- ABOUT THIS TASK: Copy out each line of the listing below that contains the word "title".

────────────────────────────────────────

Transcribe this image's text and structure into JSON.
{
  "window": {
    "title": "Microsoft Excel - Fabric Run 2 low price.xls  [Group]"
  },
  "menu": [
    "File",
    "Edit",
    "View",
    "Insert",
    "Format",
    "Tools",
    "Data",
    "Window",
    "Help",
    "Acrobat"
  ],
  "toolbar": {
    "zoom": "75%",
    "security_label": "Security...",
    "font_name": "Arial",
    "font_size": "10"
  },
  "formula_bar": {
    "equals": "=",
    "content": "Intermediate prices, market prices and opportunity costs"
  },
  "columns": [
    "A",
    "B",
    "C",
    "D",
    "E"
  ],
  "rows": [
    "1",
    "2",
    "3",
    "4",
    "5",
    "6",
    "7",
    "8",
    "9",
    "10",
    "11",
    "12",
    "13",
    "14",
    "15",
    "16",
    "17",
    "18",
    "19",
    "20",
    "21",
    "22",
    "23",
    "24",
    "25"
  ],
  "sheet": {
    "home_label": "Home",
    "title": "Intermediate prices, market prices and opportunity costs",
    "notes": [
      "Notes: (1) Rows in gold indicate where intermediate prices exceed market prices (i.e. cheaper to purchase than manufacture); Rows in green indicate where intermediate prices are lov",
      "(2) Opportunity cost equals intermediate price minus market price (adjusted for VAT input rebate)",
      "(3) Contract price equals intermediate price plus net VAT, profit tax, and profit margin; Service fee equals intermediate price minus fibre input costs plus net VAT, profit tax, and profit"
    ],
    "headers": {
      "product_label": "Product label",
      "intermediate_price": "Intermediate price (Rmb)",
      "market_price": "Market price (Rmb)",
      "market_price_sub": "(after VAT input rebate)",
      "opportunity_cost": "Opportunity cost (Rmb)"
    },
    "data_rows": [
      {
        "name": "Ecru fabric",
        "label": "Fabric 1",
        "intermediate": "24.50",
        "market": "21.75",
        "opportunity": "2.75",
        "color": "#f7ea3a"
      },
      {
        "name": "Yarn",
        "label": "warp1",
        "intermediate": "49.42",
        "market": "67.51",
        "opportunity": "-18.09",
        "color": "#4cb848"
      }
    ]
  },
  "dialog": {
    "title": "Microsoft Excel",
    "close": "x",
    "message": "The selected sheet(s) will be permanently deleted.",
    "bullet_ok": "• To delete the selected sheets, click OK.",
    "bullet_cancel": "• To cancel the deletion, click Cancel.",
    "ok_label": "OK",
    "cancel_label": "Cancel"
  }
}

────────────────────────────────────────

- WRITTEN SOLUTION:
    "title": "Microsoft Excel - Fabric Run 2 low price.xls  [Group]"
    "title": "Intermediate prices, market prices and opportunity costs",
    "title": "Microsoft Excel",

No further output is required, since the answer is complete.